# Exercise details
Find every line below with the word "that". Then give only how many there are.

# Material to process
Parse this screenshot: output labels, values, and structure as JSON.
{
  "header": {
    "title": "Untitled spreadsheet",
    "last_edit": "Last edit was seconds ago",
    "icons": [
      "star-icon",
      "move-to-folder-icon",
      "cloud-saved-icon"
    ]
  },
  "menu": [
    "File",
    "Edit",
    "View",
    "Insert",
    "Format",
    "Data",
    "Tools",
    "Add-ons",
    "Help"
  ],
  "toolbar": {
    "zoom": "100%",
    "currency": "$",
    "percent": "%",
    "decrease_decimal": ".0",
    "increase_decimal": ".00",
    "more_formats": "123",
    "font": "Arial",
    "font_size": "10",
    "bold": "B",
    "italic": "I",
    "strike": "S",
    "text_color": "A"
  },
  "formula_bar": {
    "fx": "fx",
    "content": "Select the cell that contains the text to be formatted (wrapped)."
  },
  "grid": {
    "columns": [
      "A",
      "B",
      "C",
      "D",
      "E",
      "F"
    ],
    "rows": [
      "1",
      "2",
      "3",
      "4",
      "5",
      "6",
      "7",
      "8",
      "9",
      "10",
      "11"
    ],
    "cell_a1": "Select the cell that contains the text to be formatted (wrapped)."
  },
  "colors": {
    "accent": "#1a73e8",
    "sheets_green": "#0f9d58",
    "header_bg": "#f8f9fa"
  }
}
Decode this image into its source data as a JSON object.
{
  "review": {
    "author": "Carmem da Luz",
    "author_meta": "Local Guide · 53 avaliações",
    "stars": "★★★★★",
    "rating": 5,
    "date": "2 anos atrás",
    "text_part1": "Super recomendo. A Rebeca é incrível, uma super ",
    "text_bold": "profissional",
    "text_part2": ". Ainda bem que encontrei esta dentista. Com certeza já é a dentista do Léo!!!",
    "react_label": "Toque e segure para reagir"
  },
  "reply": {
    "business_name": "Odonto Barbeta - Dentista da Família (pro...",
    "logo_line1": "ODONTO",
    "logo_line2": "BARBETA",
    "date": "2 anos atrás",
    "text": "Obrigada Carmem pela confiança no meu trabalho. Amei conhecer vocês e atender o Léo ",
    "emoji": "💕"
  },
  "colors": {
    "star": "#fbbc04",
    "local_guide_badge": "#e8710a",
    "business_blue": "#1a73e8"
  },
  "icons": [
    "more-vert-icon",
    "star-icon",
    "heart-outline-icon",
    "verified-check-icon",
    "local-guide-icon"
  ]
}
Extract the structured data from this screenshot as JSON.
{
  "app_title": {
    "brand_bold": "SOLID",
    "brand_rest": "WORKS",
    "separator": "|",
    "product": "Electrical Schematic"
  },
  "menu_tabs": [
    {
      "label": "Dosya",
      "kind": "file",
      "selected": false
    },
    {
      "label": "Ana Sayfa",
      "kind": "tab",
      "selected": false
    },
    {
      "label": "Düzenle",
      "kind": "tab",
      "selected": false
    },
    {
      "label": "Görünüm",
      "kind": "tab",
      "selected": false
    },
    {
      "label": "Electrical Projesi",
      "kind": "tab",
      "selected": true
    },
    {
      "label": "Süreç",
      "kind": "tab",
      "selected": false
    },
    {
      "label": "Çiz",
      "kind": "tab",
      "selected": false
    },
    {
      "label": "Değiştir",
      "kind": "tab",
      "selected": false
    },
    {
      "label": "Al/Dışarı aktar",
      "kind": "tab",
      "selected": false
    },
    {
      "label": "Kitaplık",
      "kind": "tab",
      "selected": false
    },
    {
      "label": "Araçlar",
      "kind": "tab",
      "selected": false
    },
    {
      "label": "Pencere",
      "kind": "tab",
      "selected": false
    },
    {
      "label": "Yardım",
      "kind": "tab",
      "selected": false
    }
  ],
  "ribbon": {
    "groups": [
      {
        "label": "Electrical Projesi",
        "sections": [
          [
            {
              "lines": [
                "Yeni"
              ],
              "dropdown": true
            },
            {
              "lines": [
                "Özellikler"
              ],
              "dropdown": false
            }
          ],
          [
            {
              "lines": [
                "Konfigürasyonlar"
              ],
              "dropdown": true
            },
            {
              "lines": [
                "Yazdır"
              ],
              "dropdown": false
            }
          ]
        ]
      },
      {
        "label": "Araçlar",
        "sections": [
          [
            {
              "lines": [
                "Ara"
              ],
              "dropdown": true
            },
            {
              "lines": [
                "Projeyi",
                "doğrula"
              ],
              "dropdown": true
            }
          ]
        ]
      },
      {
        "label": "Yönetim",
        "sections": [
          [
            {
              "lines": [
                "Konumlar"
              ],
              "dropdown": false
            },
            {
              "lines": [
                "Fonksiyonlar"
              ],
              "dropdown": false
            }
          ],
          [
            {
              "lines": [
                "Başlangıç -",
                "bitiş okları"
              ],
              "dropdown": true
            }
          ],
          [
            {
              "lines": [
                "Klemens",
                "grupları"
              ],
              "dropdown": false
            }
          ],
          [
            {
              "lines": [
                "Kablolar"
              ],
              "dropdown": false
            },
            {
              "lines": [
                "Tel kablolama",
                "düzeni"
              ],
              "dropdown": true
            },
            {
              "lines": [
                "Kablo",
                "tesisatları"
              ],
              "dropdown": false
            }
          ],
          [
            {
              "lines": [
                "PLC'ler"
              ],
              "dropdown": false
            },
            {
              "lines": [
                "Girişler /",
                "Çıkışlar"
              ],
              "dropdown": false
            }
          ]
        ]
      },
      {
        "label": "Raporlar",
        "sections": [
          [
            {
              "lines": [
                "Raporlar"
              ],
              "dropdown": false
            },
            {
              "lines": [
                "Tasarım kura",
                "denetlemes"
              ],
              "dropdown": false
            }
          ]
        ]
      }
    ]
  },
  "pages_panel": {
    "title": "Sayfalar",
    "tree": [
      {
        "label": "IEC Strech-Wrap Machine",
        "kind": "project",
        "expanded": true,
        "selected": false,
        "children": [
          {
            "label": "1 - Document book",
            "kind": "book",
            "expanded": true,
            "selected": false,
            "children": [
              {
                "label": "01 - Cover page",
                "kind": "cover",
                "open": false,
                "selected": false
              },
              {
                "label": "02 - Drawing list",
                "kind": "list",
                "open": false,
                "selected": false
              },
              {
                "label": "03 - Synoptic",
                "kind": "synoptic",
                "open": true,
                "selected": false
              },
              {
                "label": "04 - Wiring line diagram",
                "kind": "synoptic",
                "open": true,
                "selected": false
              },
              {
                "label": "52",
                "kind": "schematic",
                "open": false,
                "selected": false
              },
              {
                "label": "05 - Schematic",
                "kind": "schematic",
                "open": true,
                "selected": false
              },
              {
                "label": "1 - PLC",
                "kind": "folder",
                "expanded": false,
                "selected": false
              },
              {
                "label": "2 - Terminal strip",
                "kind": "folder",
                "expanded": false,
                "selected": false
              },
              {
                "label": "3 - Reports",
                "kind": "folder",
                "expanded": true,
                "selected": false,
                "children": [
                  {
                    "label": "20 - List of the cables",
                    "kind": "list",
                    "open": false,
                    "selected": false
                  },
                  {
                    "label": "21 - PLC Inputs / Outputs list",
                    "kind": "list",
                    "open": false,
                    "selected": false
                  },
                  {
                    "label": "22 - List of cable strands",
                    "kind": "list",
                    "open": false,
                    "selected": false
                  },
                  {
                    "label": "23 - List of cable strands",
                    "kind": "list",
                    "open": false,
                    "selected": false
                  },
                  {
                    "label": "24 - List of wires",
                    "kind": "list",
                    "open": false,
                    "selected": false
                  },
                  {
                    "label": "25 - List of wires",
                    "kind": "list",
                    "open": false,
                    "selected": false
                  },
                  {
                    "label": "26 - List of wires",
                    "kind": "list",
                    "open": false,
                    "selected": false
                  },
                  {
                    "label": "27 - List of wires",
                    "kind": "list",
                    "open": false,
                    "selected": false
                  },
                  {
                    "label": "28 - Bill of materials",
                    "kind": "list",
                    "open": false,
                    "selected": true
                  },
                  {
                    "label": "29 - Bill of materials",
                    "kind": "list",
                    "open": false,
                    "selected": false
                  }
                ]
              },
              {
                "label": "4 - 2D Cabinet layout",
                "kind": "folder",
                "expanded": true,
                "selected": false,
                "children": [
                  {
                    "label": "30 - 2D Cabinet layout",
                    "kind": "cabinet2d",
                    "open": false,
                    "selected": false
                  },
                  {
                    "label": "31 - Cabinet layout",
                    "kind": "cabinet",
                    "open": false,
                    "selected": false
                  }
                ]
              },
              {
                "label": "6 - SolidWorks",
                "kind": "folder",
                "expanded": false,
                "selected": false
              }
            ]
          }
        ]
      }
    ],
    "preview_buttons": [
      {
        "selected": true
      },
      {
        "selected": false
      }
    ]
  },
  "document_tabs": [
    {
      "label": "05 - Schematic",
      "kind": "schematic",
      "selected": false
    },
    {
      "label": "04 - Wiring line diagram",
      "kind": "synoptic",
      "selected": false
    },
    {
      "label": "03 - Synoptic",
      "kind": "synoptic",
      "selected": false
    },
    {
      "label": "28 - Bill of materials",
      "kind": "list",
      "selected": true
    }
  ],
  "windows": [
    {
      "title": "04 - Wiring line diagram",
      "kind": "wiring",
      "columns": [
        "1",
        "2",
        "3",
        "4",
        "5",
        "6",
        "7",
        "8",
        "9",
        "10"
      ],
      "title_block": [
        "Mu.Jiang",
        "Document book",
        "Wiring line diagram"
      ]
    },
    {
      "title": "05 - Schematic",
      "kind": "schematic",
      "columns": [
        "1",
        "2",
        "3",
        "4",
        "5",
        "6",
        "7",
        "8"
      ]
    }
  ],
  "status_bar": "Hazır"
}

# Solution to the exercise
2